In February's Republican primary, Hultgren beat Ethan Hastert, the son of former U.S. Speaker and 14th District Representative Dennis Hastert.
Only a small, western section of Hultgren's hometown of Wheaton falls within his new constituency and it seems that reality cost him an even larger margin of victory.
"We all campaigned for him but we couldn't vote for him," said Scott Macy, one of four funeral directors at Hultgren Funeral Home. Another of those directors is former owner Vern Hultgren, who moved his wife, Joanne, and three kids—Tim, Tami and Randy—to Wheaton from Park Ridge in 1977.
"As honest as the day is long," Rev. Don Jones said of the Hultgrens. The recently retired senior campus chaplain at Windsor Park Manor retirement community in Carol Stream has presided over hundreds of services in cooperation with the Hultgrens. "I've observed them in all types of situations. I just had the highest regard for them as people and professionals in their business."
For eight years, they lived above the funeral home, where Randy and his siblings worked for their parents as youths and learned all about that "work ethic" and "emphasis on family."
"The commitment to the community and the business was something we all took seriously," Randy said. "We saw the vision my parents had by helping people during their hardest time."
Vern is now semi-retired. He sold Hultgren Funeral Home to Tim more than 10 years ago. The business handles about 250 funerals each year.

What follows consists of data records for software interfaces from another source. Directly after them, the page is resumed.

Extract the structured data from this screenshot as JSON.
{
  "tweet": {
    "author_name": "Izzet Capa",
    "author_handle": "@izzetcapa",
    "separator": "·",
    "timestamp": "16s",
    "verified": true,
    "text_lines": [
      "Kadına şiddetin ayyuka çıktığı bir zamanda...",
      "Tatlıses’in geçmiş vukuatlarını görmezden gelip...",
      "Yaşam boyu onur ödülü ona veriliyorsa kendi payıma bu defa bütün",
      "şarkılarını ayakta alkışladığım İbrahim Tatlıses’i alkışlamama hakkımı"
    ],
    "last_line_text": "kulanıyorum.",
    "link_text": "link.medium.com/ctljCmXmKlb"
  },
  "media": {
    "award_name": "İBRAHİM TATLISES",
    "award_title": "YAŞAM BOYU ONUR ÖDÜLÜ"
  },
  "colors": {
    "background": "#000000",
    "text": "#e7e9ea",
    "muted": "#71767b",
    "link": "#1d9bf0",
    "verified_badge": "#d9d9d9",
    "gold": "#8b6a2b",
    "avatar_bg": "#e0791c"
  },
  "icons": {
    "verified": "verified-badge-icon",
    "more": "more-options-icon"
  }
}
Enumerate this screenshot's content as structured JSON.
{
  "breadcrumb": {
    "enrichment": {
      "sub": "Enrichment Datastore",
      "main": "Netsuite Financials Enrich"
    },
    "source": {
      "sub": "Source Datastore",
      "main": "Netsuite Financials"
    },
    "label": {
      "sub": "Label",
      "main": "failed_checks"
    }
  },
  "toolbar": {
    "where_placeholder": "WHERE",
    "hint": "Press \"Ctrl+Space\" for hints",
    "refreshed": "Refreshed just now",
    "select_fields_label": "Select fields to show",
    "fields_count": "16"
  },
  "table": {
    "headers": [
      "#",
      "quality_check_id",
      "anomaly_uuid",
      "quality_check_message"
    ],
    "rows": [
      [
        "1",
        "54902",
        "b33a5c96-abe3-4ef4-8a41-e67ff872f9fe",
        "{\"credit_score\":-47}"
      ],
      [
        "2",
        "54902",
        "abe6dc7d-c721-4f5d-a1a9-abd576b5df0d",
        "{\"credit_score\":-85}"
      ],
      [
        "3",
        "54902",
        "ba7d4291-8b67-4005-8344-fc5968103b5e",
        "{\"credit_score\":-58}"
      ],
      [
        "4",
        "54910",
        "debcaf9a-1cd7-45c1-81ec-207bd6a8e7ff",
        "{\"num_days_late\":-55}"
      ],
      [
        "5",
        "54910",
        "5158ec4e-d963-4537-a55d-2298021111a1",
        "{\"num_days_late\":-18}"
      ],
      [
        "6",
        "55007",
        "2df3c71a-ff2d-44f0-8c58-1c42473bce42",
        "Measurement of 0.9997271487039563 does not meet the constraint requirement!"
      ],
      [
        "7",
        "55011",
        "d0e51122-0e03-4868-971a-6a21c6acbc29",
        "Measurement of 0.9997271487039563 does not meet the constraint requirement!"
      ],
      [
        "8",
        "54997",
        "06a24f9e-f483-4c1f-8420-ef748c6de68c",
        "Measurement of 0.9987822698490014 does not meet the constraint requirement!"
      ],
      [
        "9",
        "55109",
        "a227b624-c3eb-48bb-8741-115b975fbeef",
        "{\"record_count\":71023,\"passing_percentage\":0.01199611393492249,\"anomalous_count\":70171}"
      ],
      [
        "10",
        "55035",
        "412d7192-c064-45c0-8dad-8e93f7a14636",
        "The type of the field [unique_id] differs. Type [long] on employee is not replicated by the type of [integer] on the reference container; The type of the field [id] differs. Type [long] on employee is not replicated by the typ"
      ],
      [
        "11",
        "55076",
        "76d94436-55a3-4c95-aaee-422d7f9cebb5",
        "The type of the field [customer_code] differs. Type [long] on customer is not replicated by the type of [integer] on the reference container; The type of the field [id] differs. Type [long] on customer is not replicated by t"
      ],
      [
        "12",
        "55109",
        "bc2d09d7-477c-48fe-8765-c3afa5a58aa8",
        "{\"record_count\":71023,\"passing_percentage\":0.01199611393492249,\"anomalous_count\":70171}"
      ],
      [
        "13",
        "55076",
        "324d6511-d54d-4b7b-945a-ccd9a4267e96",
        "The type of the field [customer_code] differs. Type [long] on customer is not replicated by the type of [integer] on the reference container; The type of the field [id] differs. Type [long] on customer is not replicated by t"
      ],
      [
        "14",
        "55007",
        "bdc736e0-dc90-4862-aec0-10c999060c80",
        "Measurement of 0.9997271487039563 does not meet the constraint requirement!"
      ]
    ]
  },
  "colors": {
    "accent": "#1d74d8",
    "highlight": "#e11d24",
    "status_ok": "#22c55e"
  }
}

"Everyone essentially gets to know who you are because they come through the doors," Tim said. "We're people-oriented here. The family you're serving, you connect with them in a way unlike anyone else."
But according to Joanne, the funeral business wasn't for Randy.
"He was more into other things," his mother said, listing drama, music, and sports as some of her youngest son's interests. "And he was the president of any classroom he was in."
It was in eighth grade, though, that Randy first became truly interested in politics. He participated in the model congress of a government class he took.
"I really enjoyed the process of it," he said.
After serving his respective student bodies at Wheaton Academy and Bethel College in St. Paul, MN, Randy said he began considering politics as a career, though he wondered whether it was a realistic option.
"I didn't know if the opportunity would come up," he said. "But if it did, I was interested."
The opportunity has come, and Randy is poised to make things happen.
"I want to go out there and hit the ground running, and get my voice heard," Randy said. "I've heard that a freshman congressman should just be quiet for the first six months. I'm not going to do that. I'm going to be a squeaky wheel—a loud voice for my constituents."
Extending the Bush-era tax cuts across the board is the Representative-elect's first political priority.
"We need to create jobs; we cannot raise taxes," he said. Congress is expected to debate the tax cuts during the lame-duck session that will last from now until mid-January. "If they, for whatever reason, fail to [extend the cuts], we'll need to get those back."
Aside from Washington politics, Randy's priority is getting better acquainted with the residents he now represents.
"Before I get sworn in, I'll continue to be around district—being with people, listening to people, and building a coalition of people to help make big decisions," the Winfield resident said. "I want to tap in to the expertise of people of the 14th district."